Japanese Magazine Test Drive Review
Japanese Mag Takes Honda CR-Z For a Drive; Says It's Slow, But Handles WellThe production version of the 2011 Honda CR-Z was just introduced at the 2010 Detroit Auto show, but a magazine in Japan has already taken a test drive on a closed course. Here's a translated version of their thoughts on the car.
"The production version of the car looks sharp sitting on the track thanks to well balanced proportions. The character line that runs down the side of the car looks more pronounced on the silver paint than it does on a red or blue color. The tires and wheels are noticeably less spectacular then the ones from the show car as the wheels are only 16-inches in diameter with 195/55R16 tires. That said, the wheels look of high quality and don't make the car look cheap.
Now we climb into the cabin. The tachometer sits at the center of the instrument cluster with a digital speedometer readout located immediately beneath it. The entire dashboard layout has a distinct sporty look and feel to it, leaving no doubt in the driver's mind that he's sitting in a performance-oriented car. Despite the car being labeled a 4-seater, the rear seats are quite cramped and look just large enough to fit two children.
The shift knob of the 6-speed manual transmission slides into each gear with a resounding click. We throw the lever into 1st gear and launch. The car leaves the line spritely, but accelerates in a milder way than anticipated. You can feel the presence of the electric motor, but it's quite subtle almost transparent.
It doesn't kick in like a turbocharger or supercharger giving you that sudden forward surge. From the seat of the pants, the car feels like it's powered by a naturally-aspirated 2.2- to 2.4-liter 4-cylinder. While we would have preferred more kick from the electric motor, the CR-Z doesn't feel slow by any means, just smooth.
So is it quick like a lightweight sports car? Not really. Our Honda representatives informed us that the car runs from zero to 62mph in 9.7 seconds, which makes it a full second quicker than a Toyota Prius. What's noteworthy about the CR-Z is how smooth it gets to cruising speed. It does so in a very linear manner just like a traditional gas-powered car.
While the car's acceleration character is quite similar to that of its hybrid stablemate, the Insight, the CR-Z's handling is in an entirely different class. In this department, the car truly feels worthy of the sporty-car label.
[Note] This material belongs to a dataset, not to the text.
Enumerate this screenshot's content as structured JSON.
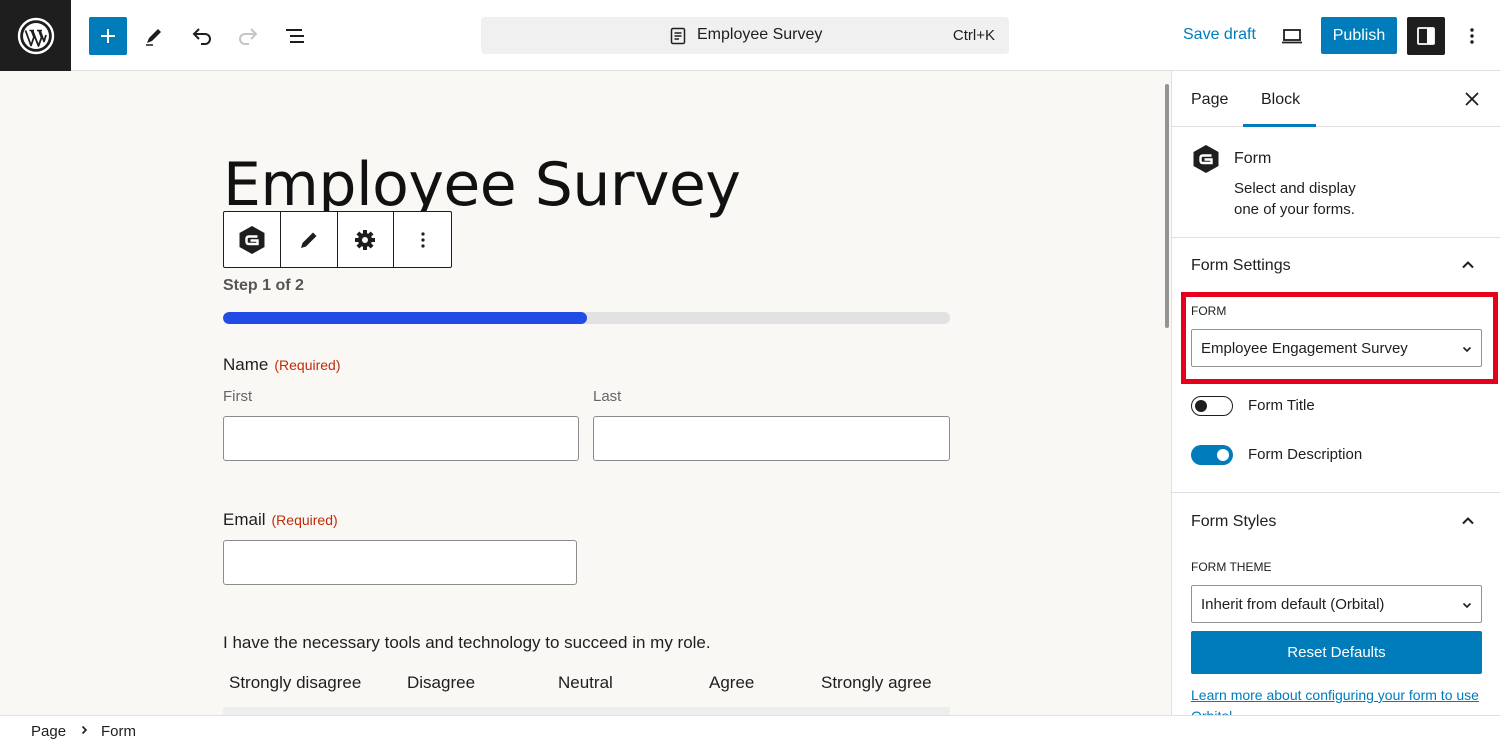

The biggest difference is how the rear end feels through corners. Unlike rear suspension in the Fit or the Insight, the stroke of the rear dampers have been increased, resulting in increased stability through corners and over bumps. And thanks the to the CR-Z's wider track, the car exhibits less body roll and better overall balance than either the Fit or the Insight, making it a delight to drive through turns. And despite possessing firmer dampers and springs than the Insight, it rides just as smoothly.
We also sampled the CVT-equipped CR-Z, and while we prefer the 6-speed manual, the CVT can be quite fun because of its manual mode. It allows you to manually choose gears via paddles behind the steering wheel. For economy-minded motorists, the CVT is definitely the choice because it allows the car to sip less fuel. The manual-gearbox CR-Z gets 22.5 km per liter in Japan's 10-15 mode, while the CVT returns 25.0 km per liter.